...     (soprano, alto, tenor, bass) = (chorale.getElementById('Soprano'),
...                                     chorale.getElementById('Alto'),
...                                     chorale.getElementById('Tenor'),
...                                     chorale.getElementById('Bass'))
...     for (part, partDict) in [(soprano, sopranoDict), (alto, altoDict), (tenor, tenorDict), (bass, bassDict)]:
...         if part is not None:
...             part = part.flat.notes
...             for n in part:
...                 noteTotal += 1.0
...                 noteLength = n.duration.quarterLength
...                 if noteLength in partDict:
...                     partDict[noteLength] += 1
...                 else:
...                     partDict[noteLength] = 1
>>> quarterLengths = list(set(list(sopranoDict.keys())
...                           + list(altoDict.keys())
...                           + list(tenorDict.keys())
...                           + list(bassDict.keys())))
>>> for ql in quarterLengths:
...     values = []
...     for partDict in [sopranoDict, altoDict, tenorDict, bassDict]:
...         if ql in partDict:
...             values.append(partDict[ql]/noteTotal)
...         else:
...             values.append(0.0)
...     data.append((ql, {'soprano': values[0], 'alto': values[1], 'tenor': values[2], 'bass': values[3]}))
>>> a = graph.GraphGroupedVerticalBar(title="Frequency of note durations in Bach's Chorales",
...                                   doneAction='show',
...                                   binWidth = 1,
...                                   colors = ['#605C7F', '#5c7f60', '#715c7f', '#3FEE32', '#01FFEE'],
...                                   roundDigits = 4)
>>> = sorted(data, key=lambda datum: datum[0])
>>> a.setAxisLabel('x', 'Note duration in quarter lengths')
>>> xtickValues = range(len(quarterLengths))
>>> xtickLabels = sorted(quarterLengths)
>>> a.axis['x']['ticks'] = (xtickValues, xtickLabels)
>>> a.process() 

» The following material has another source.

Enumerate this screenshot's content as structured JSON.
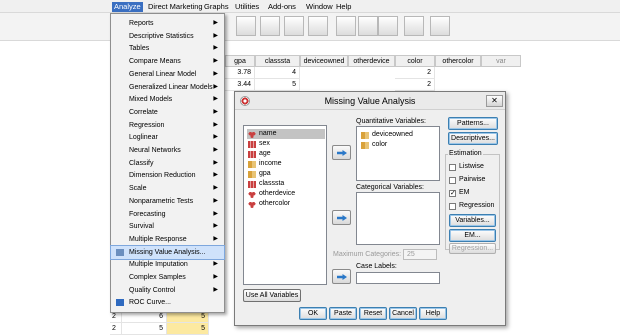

See full-size graph

Three-Dimensional Bar Graphs

A three dimensional graph made of numerous rows of bars can be used to graph three-dimensional data. Data for this graph is provided by a dictionary of key-value pairs, where values are equal-sized-lists of values.

In addition to keyword arguments described for other graphs, this graph supports the following additional keyword arguments.

The barWidth keyword argument sets the width of bars. The useKeyValues keyword argument determines whether or not the keys in the data dictionary are interpreted as numerical values or labels. The zeroFloor keyword argument determines whether or not the vertical axis is sized to contain 0 or not.

A basic example follows:

>>> import random
>>> from music21 import graph
>>> a = graph.Graph3DPolygonBars(doneAction='show')
>>> data = {1:[], 2:[], 3:[]}
>>> for i in range(len(data.keys())):
...    q = [(x, random.choice(range(10*(i+1)))) for x in range(20)]
...    data[list(data.keys())[i]] = q
>>> = data
>>> a.process()  

Here is an example from music. This graphs the 12 major scales next to each other in terms of frequency showing which notes are present and which notes are not:

>>> from music21 import *
>>> data = {0:[], 1:[], 2:[], 3:[], 4:[], 5:[], 6:[], 7:[], 8:[], 9:[], 10:[], 11:[]}
>>> majorScale = [0, 2, 4, 5, 7, 9, 11]
>>> for pitchClass in range(12):
...     n = note.Note()
...     n.pitch.pitchClass = pitchClass
...     frequency = n.pitch.frequency
...     for scale in data.keys():
...         if (pitchClass - scale) % 12 in majorScale:
...             data[scale].append((pitchClass, frequency))
>>> a = graph.Graph3DPolygonBars(title='The Twelve Major Scales',
...                             alpha=.8,
...                             barWidth=.2,
...                             doneAction='show',
...                             useKeyValues = True,
...                             zeroFloor = True,
...                             colors = ['red', 'orange', 'yellow', 'green', 'blue', 'indigo', 'violet'])
>>> = data
>>> a.axis['x']['ticks'] = (range(12), ['c', 'c#', 'd', 'd#', 'e', 'f', 'f#', 'g', 'g#', 'a', 'a#', 'b'])
>>> a.axis['y']['ticks'] = (range(12), ['c', 'c#', 'd', 'd#', 'e', 'f', 'f#', 'g', 'g#', 'a', 'a#', 'b'])
>>> a.setAxisLabel('y', 'Root Notes')
>>> a.setAxisLabel('x', 'Scale Degrees')
>>> a.setAxisLabel('z', 'Frequency in Hz')
>>> a.process()   

See full-size graph